Source material Block Start

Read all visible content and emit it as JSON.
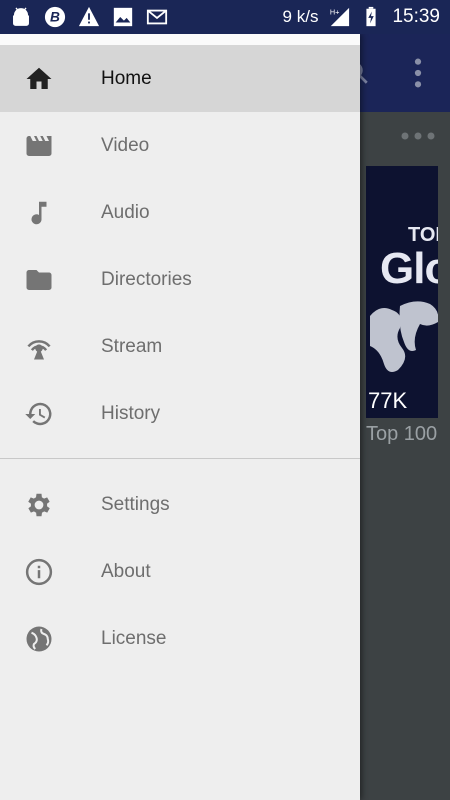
{
  "status_bar": {
    "speed": "9 k/s",
    "time": "15:39",
    "network": "H+",
    "notification_icons": [
      "android-icon",
      "b-app-icon",
      "warning-icon",
      "image-icon",
      "mail-icon"
    ]
  },
  "background": {
    "thumbnail_title_top": "TOP",
    "thumbnail_title_main": "Glo",
    "thumbnail_count": "77K",
    "caption": "Top 100"
  },
  "drawer": {
    "primary_items": [
      {
        "label": "Home",
        "icon": "home-icon",
        "active": true
      },
      {
        "label": "Video",
        "icon": "movie-icon",
        "active": false
      },
      {
        "label": "Audio",
        "icon": "music-note-icon",
        "active": false
      },
      {
        "label": "Directories",
        "icon": "folder-icon",
        "active": false
      },
      {
        "label": "Stream",
        "icon": "antenna-icon",
        "active": false
      },
      {
        "label": "History",
        "icon": "history-icon",
        "active": false
      }
    ],
    "secondary_items": [
      {
        "label": "Settings",
        "icon": "gear-icon"
      },
      {
        "label": "About",
        "icon": "info-icon"
      },
      {
        "label": "License",
        "icon": "globe-icon"
      }
    ]
  },
  "colors": {
    "primary_dark": "#1a2656",
    "primary": "#1b2558",
    "drawer_bg": "#eeeeee",
    "active_item_bg": "#d6d6d6",
    "icon_grey": "#757575"
  }
}
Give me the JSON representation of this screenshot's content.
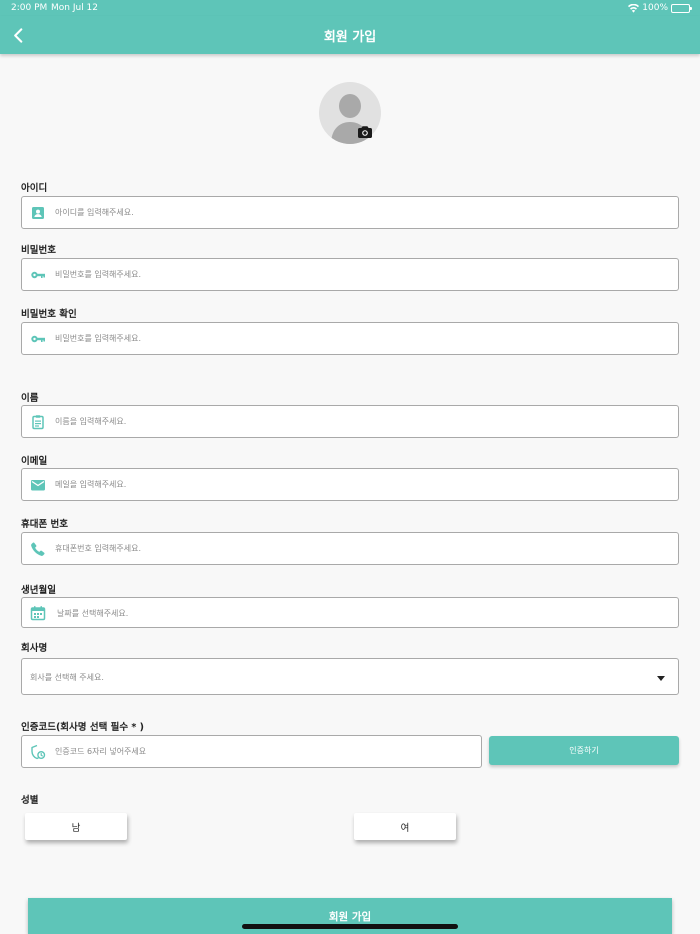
{
  "status_bar": {
    "time": "2:00 PM",
    "date": "Mon Jul 12",
    "battery": "100%"
  },
  "nav": {
    "title": "회원 가입"
  },
  "form": {
    "id": {
      "label": "아이디",
      "placeholder": "아이디를 입력해주세요.",
      "icon": "person-icon"
    },
    "password": {
      "label": "비밀번호",
      "placeholder": "비밀번호를 입력해주세요.",
      "icon": "key-icon"
    },
    "password_confirm": {
      "label": "비밀번호 확인",
      "placeholder": "비밀번호를 입력해주세요.",
      "icon": "key-icon"
    },
    "name": {
      "label": "이름",
      "placeholder": "이름을 입력해주세요.",
      "icon": "clipboard-icon"
    },
    "email": {
      "label": "이메일",
      "placeholder": "메일을 입력해주세요.",
      "icon": "mail-icon"
    },
    "phone": {
      "label": "휴대폰 번호",
      "placeholder": "휴대폰번호 입력해주세요.",
      "icon": "phone-icon"
    },
    "birthdate": {
      "label": "생년월일",
      "placeholder": "날짜를 선택해주세요.",
      "icon": "calendar-icon"
    },
    "company": {
      "label": "회사명",
      "placeholder": "회사를 선택해 주세요."
    },
    "auth_code": {
      "label": "인증코드(회사명 선택 필수 * )",
      "placeholder": "인증코드 6자리 넣어주세요",
      "button": "인증하기",
      "icon": "shield-icon"
    },
    "gender": {
      "label": "성별",
      "male": "남",
      "female": "여"
    }
  },
  "submit_label": "회원 가입",
  "colors": {
    "accent": "#5ec5b8",
    "border": "#a9a9a9",
    "background": "#f8f8f8"
  }
}
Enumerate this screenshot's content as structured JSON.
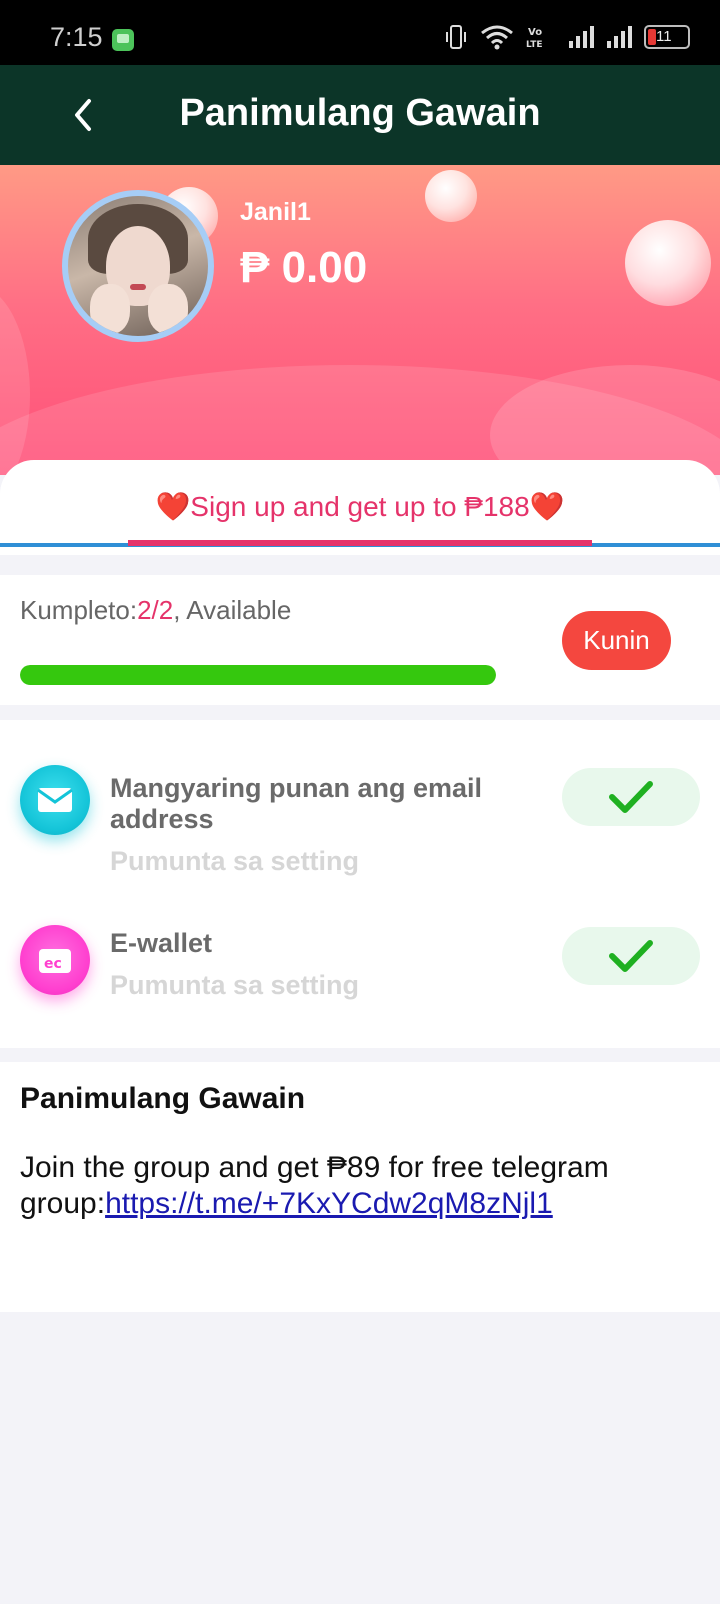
{
  "status_bar": {
    "time": "7:15",
    "battery_level": "11"
  },
  "header": {
    "title": "Panimulang Gawain"
  },
  "profile": {
    "username": "Janil1",
    "balance": "₱ 0.00"
  },
  "tab": {
    "label": "❤️Sign up and get up to ₱188❤️"
  },
  "progress": {
    "prefix": "Kumpleto:",
    "count": "2/2",
    "suffix": ", Available",
    "fraction": 1.0,
    "claim_button": "Kunin"
  },
  "tasks": [
    {
      "title": "Mangyaring punan ang email address",
      "subtitle": "Pumunta sa setting",
      "icon": "mail-icon",
      "status": "done"
    },
    {
      "title": "E-wallet",
      "subtitle": "Pumunta sa setting",
      "icon": "wallet-icon",
      "status": "done"
    }
  ],
  "description": {
    "title": "Panimulang Gawain",
    "text": "Join the group and get ₱89 for free telegram group:",
    "link": "https://t.me/+7KxYCdw2qM8zNjl1"
  },
  "colors": {
    "header_bg": "#0c3528",
    "accent_pink": "#e5336a",
    "claim_red": "#f4473f",
    "progress_green": "#35c80e"
  }
}
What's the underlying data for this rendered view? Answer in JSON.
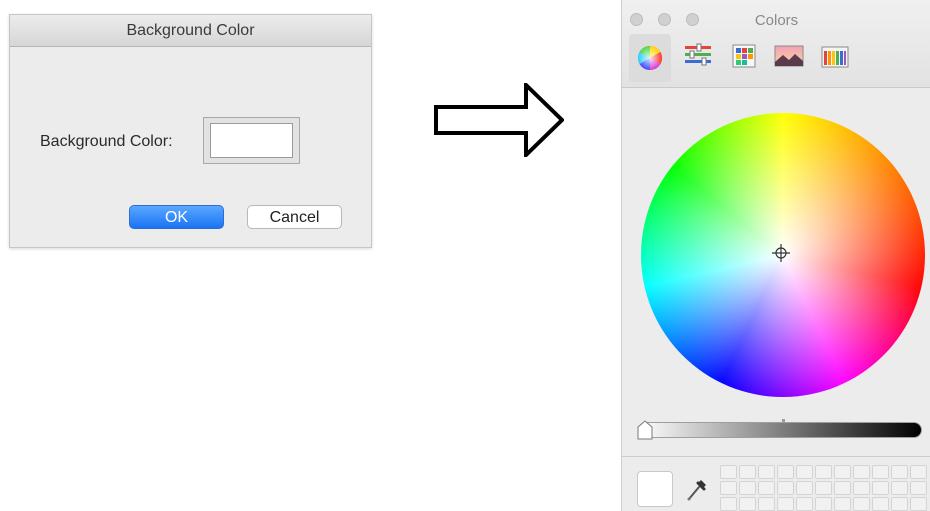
{
  "dialog": {
    "title": "Background Color",
    "field_label": "Background Color:",
    "current_color": "#ffffff",
    "ok_label": "OK",
    "cancel_label": "Cancel",
    "accent_color": "#1a73f4"
  },
  "arrow": {
    "icon": "right-arrow-outline-icon"
  },
  "colors_panel": {
    "title": "Colors",
    "traffic_lights": [
      "close-button",
      "minimize-button",
      "zoom-button"
    ],
    "modes": [
      {
        "name": "color-wheel",
        "icon": "color-wheel-icon",
        "active": true
      },
      {
        "name": "color-sliders",
        "icon": "color-sliders-icon",
        "active": false
      },
      {
        "name": "color-palettes",
        "icon": "color-palettes-icon",
        "active": false
      },
      {
        "name": "image-palettes",
        "icon": "image-palettes-icon",
        "active": false
      },
      {
        "name": "pencils",
        "icon": "pencils-icon",
        "active": false
      }
    ],
    "brightness_level": 0,
    "selected_color": "#ffffff",
    "swatch_rows": 3,
    "swatch_cols": 11
  }
}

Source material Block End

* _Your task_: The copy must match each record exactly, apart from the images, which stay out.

* _Result below_:
Read all visible content and emit it as JSON.
{
  "status_bar": {
    "speed": "9 k/s",
    "time": "15:39",
    "network": "H+",
    "notification_icons": [
      "android-icon",
      "b-app-icon",
      "warning-icon",
      "image-icon",
      "mail-icon"
    ]
  },
  "background": {
    "thumbnail_title_top": "TOP",
    "thumbnail_title_main": "Glo",
    "thumbnail_count": "77K",
    "caption": "Top 100"
  },
  "drawer": {
    "primary_items": [
      {
        "label": "Home",
        "icon": "home-icon",
        "active": true
      },
      {
        "label": "Video",
        "icon": "movie-icon",
        "active": false
      },
      {
        "label": "Audio",
        "icon": "music-note-icon",
        "active": false
      },
      {
        "label": "Directories",
        "icon": "folder-icon",
        "active": false
      },
      {
        "label": "Stream",
        "icon": "antenna-icon",
        "active": false
      },
      {
        "label": "History",
        "icon": "history-icon",
        "active": false
      }
    ],
    "secondary_items": [
      {
        "label": "Settings",
        "icon": "gear-icon"
      },
      {
        "label": "About",
        "icon": "info-icon"
      },
      {
        "label": "License",
        "icon": "globe-icon"
      }
    ]
  },
  "colors": {
    "primary_dark": "#1a2656",
    "primary": "#1b2558",
    "drawer_bg": "#eeeeee",
    "active_item_bg": "#d6d6d6",
    "icon_grey": "#757575"
  }
}
Give me the JSON representation of this screenshot's content.
{
  "status_bar": {
    "time": "2:00 PM",
    "date": "Mon Jul 12",
    "battery": "100%"
  },
  "nav": {
    "title": "회원 가입"
  },
  "form": {
    "id": {
      "label": "아이디",
      "placeholder": "아이디를 입력해주세요.",
      "icon": "person-icon"
    },
    "password": {
      "label": "비밀번호",
      "placeholder": "비밀번호를 입력해주세요.",
      "icon": "key-icon"
    },
    "password_confirm": {
      "label": "비밀번호 확인",
      "placeholder": "비밀번호를 입력해주세요.",
      "icon": "key-icon"
    },
    "name": {
      "label": "이름",
      "placeholder": "이름을 입력해주세요.",
      "icon": "clipboard-icon"
    },
    "email": {
      "label": "이메일",
      "placeholder": "메일을 입력해주세요.",
      "icon": "mail-icon"
    },
    "phone": {
      "label": "휴대폰 번호",
      "placeholder": "휴대폰번호 입력해주세요.",
      "icon": "phone-icon"
    },
    "birthdate": {
      "label": "생년월일",
      "placeholder": "날짜를 선택해주세요.",
      "icon": "calendar-icon"
    },
    "company": {
      "label": "회사명",
      "placeholder": "회사를 선택해 주세요."
    },
    "auth_code": {
      "label": "인증코드(회사명 선택 필수 * )",
      "placeholder": "인증코드 6자리 넣어주세요",
      "button": "인증하기",
      "icon": "shield-icon"
    },
    "gender": {
      "label": "성별",
      "male": "남",
      "female": "여"
    }
  },
  "submit_label": "회원 가입",
  "colors": {
    "accent": "#5ec5b8",
    "border": "#a9a9a9",
    "background": "#f8f8f8"
  }
}
Enumerate this screenshot's content as structured JSON.
{
  "status_bar": {
    "time": "7:15",
    "battery_level": "11"
  },
  "header": {
    "title": "Panimulang Gawain"
  },
  "profile": {
    "username": "Janil1",
    "balance": "₱ 0.00"
  },
  "tab": {
    "label": "❤️Sign up and get up to ₱188❤️"
  },
  "progress": {
    "prefix": "Kumpleto:",
    "count": "2/2",
    "suffix": ", Available",
    "fraction": 1.0,
    "claim_button": "Kunin"
  },
  "tasks": [
    {
      "title": "Mangyaring punan ang email address",
      "subtitle": "Pumunta sa setting",
      "icon": "mail-icon",
      "status": "done"
    },
    {
      "title": "E-wallet",
      "subtitle": "Pumunta sa setting",
      "icon": "wallet-icon",
      "status": "done"
    }
  ],
  "description": {
    "title": "Panimulang Gawain",
    "text": "Join the group and get ₱89 for free telegram group:",
    "link": "https://t.me/+7KxYCdw2qM8zNjl1"
  },
  "colors": {
    "header_bg": "#0c3528",
    "accent_pink": "#e5336a",
    "claim_red": "#f4473f",
    "progress_green": "#35c80e"
  }
}
What's the underlying data for this rendered view? Answer in JSON.
{
  "dialog": {
    "title": "Background Color",
    "field_label": "Background Color:",
    "current_color": "#ffffff",
    "ok_label": "OK",
    "cancel_label": "Cancel",
    "accent_color": "#1a73f4"
  },
  "arrow": {
    "icon": "right-arrow-outline-icon"
  },
  "colors_panel": {
    "title": "Colors",
    "traffic_lights": [
      "close-button",
      "minimize-button",
      "zoom-button"
    ],
    "modes": [
      {
        "name": "color-wheel",
        "icon": "color-wheel-icon",
        "active": true
      },
      {
        "name": "color-sliders",
        "icon": "color-sliders-icon",
        "active": false
      },
      {
        "name": "color-palettes",
        "icon": "color-palettes-icon",
        "active": false
      },
      {
        "name": "image-palettes",
        "icon": "image-palettes-icon",
        "active": false
      },
      {
        "name": "pencils",
        "icon": "pencils-icon",
        "active": false
      }
    ],
    "brightness_level": 0,
    "selected_color": "#ffffff",
    "swatch_rows": 3,
    "swatch_cols": 11
  }
}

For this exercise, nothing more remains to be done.